(1 out of 5 stars)

"Yes its true, unless you saw the movie in its theatrical debut or live in France and happen to own a laserdisc player you have never seen the full version of this film.The full version runs 138 or 135 minutes(depending which ending, there are 2). Its a very different film compared to this hacked up for the rest of the world version. ITS NOT RIGHT! And how about those subtitles? I don't even speak the language and i could have done a better job than that! They even dub Tony Leung in his own language for some beyond strange reason.This DVD is a throw away.Wait and hope until Anchor Bay gets the full print and beefs it up. This is just pathetic."
This is John Woo's version of A Better Tomorrow 3
Dune21 | Paris, France | 03/14/2000
(5 out of 5 stars)

"I noticed nobody mentions this detail :Bullet in the Head is John Woo's version of the third part of the "A Better Tomorrow" saga... or Tsui Hark's ABT 3 is another version of Bullet in the Head, depending on who you trust.The Amazon review of ABT3 (by David Chute, see elsewhere on this site) states that John Woo wrote the script, but was supplanted by Tsui Hark as director of the movie. There is no hard evidence of this.Apparently, Tsui Hark and John Woo competed to shoot and release their own version of the script of ABT3... I don' know who was faster, but Tsui Hark had the rights to the title. According to articles in the trade specialist press (HK Orient Extreme, possibly the most professional magazine on Asian cinema worldwide), they had worked together on the script before they ended their collaboration. So "A Bullet in the Head" and "A Better Tomorrow 3" are actually 2 versions of the same storyline. The differences and variations, and the way each of these two geniuses shot their own version is quite interesting. For those who know Ho Chi Minh City (Saigon), the way each of the two directors shot the outdoor scenes is also quite interesting. Whose version is the best? In any case, the two movies are great, and they are even better when compared to each other (if that makes sense).Who owns the actual story? My personal intuitive inclination goes to Tsui Hark, who was always a better writer than John Woo and had a personal involvement in this story (if I'm not wrong, he grew up in Saigon and witnessed the fall of the city). For one thing, he depicts the city and its people with more empathy and depth than John Woo. But I may be wrong : If someone has the final word or some kind of historical angle on this, please enter your review, I'll be glad to read more on this. If Mr. John Woo or Mr. Tsui Hark would care to comment on this issue on this Amazon site, (you never know, I get lucky sometimes), I think it would be great for all HK cinema fans worldwide."
Joseph Culbert | Minneapolis, MN | 10/25/2004
(5 out of 5 stars)

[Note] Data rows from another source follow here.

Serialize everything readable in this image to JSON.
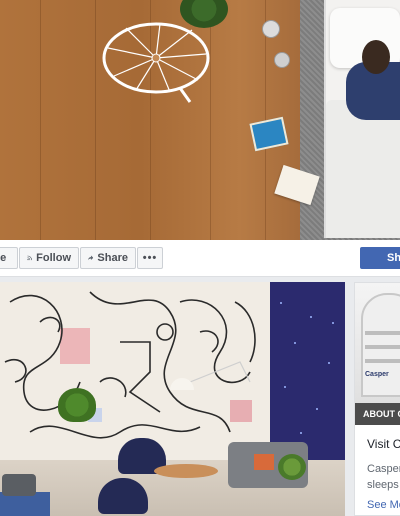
{
  "actions": {
    "like_label": "ke",
    "follow_label": "Follow",
    "share_label": "Share",
    "more_label": "•••",
    "primary_label": "Sh"
  },
  "card": {
    "badge": "ABOUT C",
    "logo_text": "Casper",
    "title": "Visit C",
    "description_line1": "Casper",
    "description_line2": "sleeps",
    "link": "See Mo"
  },
  "colors": {
    "primary": "#4267b2",
    "background": "#e9ebee",
    "navy_wall": "#2b2a6e"
  },
  "icons": {
    "follow": "rss-icon",
    "share": "share-arrow-icon",
    "more": "ellipsis-icon"
  }
}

"Those people familiar with John Woo's work might know what to expect from this movie -- except you won't. This was one of Woo's final Hong Kong films before he went to Hollywood, and it is rivalled only by his masterpiece "Hard Boiled". But while Hard Boiled offered pure action, Bullet in the Head is an entirely different story. It's neither a typical Vietnam film, nor is it a typical HK action flick -- instead it's a shattering drama about friendship and brotherhood violently destroyed. In the past, to friends who aren't familiar with Woo's work, I've described his films as "chick flicks for guys" -- which is accurate. Woo invokes feelings of fraternity and male friendship like female-oriented movies tend to do for the opposite gender. In Woo's world, violence (even theatric, unrealistic violence) is one of the few ways the male can express his emotions, even if the violence is forced on him by the circumstances. When one friend betrays another -- as happens in this film -- the consequences are staggering. At this point, late in the film, Woo produces the most dramatic scenes ever seen in any of his films. This is my favorite Woo film ever -- and for good reason."